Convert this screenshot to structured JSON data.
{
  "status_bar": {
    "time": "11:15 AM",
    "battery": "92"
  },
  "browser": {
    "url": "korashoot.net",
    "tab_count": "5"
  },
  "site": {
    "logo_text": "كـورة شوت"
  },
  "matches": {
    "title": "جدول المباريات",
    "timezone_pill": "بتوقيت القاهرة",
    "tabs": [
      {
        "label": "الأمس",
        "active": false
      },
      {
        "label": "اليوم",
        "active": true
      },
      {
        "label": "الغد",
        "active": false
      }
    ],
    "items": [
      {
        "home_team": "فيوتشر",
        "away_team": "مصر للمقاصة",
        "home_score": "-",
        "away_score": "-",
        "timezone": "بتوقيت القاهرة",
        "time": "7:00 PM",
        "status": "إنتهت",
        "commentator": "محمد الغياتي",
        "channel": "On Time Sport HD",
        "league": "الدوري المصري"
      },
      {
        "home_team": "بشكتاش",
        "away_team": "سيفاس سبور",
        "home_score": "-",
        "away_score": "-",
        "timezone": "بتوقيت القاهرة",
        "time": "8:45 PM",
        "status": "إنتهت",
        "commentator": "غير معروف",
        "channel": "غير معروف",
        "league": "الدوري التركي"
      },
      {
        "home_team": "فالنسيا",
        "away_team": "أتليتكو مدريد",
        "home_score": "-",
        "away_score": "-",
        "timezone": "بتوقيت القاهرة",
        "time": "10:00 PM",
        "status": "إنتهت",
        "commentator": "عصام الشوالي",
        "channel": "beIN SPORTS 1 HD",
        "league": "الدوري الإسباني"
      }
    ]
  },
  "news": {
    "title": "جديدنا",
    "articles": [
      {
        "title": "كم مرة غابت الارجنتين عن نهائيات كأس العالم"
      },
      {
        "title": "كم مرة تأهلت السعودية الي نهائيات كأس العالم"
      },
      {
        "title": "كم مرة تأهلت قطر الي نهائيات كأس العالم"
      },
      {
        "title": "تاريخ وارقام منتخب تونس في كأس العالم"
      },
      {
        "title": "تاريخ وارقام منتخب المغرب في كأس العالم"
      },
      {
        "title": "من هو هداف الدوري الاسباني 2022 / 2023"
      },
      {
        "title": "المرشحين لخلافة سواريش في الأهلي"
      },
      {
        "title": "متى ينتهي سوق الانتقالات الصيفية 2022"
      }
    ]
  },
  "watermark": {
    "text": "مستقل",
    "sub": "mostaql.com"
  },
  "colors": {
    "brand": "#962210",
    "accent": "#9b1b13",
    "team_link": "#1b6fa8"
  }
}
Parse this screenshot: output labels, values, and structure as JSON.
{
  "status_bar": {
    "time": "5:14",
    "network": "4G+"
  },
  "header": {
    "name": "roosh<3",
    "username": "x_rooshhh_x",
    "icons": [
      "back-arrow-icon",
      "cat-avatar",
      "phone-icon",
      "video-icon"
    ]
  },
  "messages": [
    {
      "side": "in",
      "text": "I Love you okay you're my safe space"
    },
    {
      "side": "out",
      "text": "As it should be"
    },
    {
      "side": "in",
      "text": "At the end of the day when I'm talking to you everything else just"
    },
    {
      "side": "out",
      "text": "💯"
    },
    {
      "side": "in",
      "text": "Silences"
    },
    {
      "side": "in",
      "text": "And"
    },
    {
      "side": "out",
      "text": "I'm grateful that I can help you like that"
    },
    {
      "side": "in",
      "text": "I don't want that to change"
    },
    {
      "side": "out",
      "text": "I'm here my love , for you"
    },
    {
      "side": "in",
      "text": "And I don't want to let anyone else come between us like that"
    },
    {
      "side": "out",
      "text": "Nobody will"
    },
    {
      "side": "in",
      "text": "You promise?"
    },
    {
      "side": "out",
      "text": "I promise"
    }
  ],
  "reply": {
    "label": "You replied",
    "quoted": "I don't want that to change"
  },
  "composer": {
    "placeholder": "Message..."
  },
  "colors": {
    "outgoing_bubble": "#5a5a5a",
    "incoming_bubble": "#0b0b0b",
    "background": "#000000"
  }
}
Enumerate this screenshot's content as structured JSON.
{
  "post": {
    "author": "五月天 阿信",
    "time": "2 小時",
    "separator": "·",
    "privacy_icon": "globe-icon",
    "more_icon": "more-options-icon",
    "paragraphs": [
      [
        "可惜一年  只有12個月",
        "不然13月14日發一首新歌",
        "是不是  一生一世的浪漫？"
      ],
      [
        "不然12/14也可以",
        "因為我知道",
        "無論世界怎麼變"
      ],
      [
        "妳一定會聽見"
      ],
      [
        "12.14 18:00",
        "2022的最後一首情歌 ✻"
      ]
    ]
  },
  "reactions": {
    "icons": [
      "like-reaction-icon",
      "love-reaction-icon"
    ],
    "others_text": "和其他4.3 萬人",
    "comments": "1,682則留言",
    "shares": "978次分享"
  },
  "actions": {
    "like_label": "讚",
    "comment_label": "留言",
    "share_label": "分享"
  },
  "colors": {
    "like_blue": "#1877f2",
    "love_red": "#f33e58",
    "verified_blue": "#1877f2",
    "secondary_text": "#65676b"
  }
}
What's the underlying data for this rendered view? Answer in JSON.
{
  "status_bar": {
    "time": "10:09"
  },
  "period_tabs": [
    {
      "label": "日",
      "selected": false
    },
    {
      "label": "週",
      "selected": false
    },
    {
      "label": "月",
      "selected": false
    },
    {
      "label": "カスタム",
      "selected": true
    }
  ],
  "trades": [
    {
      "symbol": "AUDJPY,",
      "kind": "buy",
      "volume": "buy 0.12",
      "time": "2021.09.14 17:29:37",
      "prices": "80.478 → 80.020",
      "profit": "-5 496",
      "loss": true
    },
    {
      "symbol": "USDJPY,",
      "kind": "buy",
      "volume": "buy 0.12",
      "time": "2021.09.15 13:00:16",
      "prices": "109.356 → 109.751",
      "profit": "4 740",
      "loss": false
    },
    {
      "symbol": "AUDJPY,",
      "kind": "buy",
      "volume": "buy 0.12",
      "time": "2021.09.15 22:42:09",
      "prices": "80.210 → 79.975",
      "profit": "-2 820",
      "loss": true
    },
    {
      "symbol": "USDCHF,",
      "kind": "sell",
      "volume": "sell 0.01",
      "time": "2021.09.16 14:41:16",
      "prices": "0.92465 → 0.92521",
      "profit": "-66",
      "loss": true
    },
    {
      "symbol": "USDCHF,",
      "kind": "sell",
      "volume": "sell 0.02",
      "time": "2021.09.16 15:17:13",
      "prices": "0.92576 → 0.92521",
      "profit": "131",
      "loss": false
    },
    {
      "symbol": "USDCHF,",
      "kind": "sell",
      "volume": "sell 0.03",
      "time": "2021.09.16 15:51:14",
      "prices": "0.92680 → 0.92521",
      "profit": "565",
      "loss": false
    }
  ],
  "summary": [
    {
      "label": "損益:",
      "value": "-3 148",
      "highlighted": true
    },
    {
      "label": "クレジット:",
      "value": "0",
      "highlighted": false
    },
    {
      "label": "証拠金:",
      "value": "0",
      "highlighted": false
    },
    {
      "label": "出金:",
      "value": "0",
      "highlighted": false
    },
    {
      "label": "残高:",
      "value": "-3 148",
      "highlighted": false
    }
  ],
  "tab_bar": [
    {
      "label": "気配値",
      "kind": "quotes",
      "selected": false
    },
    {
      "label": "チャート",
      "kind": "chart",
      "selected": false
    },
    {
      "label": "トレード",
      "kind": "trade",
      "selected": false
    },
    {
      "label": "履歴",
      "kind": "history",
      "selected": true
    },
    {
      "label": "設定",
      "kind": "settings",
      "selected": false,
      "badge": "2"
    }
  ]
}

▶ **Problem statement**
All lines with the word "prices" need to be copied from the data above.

▶ **Finished exercise**
      "prices": "80.478 → 80.020",
      "prices": "109.356 → 109.751",
      "prices": "80.210 → 79.975",
      "prices": "0.92465 → 0.92521",
      "prices": "0.92576 → 0.92521",
      "prices": "0.92680 → 0.92521",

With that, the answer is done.